[Material to process Boundary: Start]

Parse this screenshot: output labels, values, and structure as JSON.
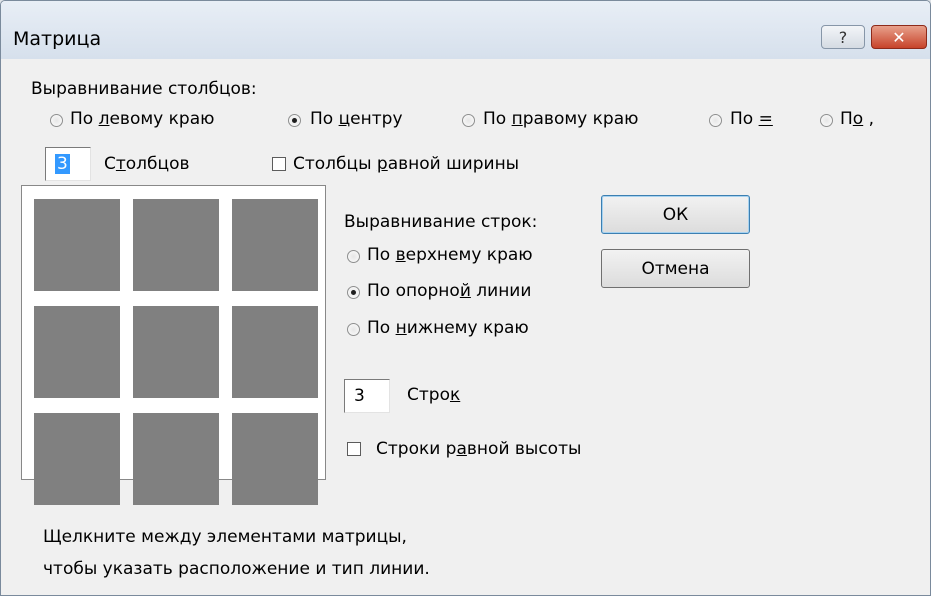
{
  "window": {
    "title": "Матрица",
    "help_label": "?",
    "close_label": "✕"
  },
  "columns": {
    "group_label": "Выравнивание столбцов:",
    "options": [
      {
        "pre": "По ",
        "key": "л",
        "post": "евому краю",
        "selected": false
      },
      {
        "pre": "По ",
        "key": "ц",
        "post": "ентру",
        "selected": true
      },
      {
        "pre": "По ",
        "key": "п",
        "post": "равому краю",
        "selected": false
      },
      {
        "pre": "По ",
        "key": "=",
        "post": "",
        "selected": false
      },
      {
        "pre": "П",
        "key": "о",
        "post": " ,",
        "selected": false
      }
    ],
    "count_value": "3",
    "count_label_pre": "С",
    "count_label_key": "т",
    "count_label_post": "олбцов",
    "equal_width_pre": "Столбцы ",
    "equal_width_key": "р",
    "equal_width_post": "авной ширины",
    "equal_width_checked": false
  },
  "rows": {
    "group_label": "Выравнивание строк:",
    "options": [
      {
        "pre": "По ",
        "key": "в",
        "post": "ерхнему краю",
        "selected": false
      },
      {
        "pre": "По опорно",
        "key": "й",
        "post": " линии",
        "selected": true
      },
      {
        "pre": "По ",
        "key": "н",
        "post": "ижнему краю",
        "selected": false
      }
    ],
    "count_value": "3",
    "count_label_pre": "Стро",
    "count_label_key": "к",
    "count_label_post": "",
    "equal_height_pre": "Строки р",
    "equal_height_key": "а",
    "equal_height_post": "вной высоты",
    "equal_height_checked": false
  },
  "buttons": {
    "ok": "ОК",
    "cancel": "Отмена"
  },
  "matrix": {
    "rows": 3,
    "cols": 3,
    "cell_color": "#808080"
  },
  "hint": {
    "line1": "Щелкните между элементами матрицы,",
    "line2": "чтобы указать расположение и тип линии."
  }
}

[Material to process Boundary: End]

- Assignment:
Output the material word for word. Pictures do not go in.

- Exercise solution:
Parse this screenshot: output labels, values, and structure as JSON.
{
  "window": {
    "title": "Матрица",
    "help_label": "?",
    "close_label": "✕"
  },
  "columns": {
    "group_label": "Выравнивание столбцов:",
    "options": [
      {
        "pre": "По ",
        "key": "л",
        "post": "евому краю",
        "selected": false
      },
      {
        "pre": "По ",
        "key": "ц",
        "post": "ентру",
        "selected": true
      },
      {
        "pre": "По ",
        "key": "п",
        "post": "равому краю",
        "selected": false
      },
      {
        "pre": "По ",
        "key": "=",
        "post": "",
        "selected": false
      },
      {
        "pre": "П",
        "key": "о",
        "post": " ,",
        "selected": false
      }
    ],
    "count_value": "3",
    "count_label_pre": "С",
    "count_label_key": "т",
    "count_label_post": "олбцов",
    "equal_width_pre": "Столбцы ",
    "equal_width_key": "р",
    "equal_width_post": "авной ширины",
    "equal_width_checked": false
  },
  "rows": {
    "group_label": "Выравнивание строк:",
    "options": [
      {
        "pre": "По ",
        "key": "в",
        "post": "ерхнему краю",
        "selected": false
      },
      {
        "pre": "По опорно",
        "key": "й",
        "post": " линии",
        "selected": true
      },
      {
        "pre": "По ",
        "key": "н",
        "post": "ижнему краю",
        "selected": false
      }
    ],
    "count_value": "3",
    "count_label_pre": "Стро",
    "count_label_key": "к",
    "count_label_post": "",
    "equal_height_pre": "Строки р",
    "equal_height_key": "а",
    "equal_height_post": "вной высоты",
    "equal_height_checked": false
  },
  "buttons": {
    "ok": "ОК",
    "cancel": "Отмена"
  },
  "matrix": {
    "rows": 3,
    "cols": 3,
    "cell_color": "#808080"
  },
  "hint": {
    "line1": "Щелкните между элементами матрицы,",
    "line2": "чтобы указать расположение и тип линии."
  }
}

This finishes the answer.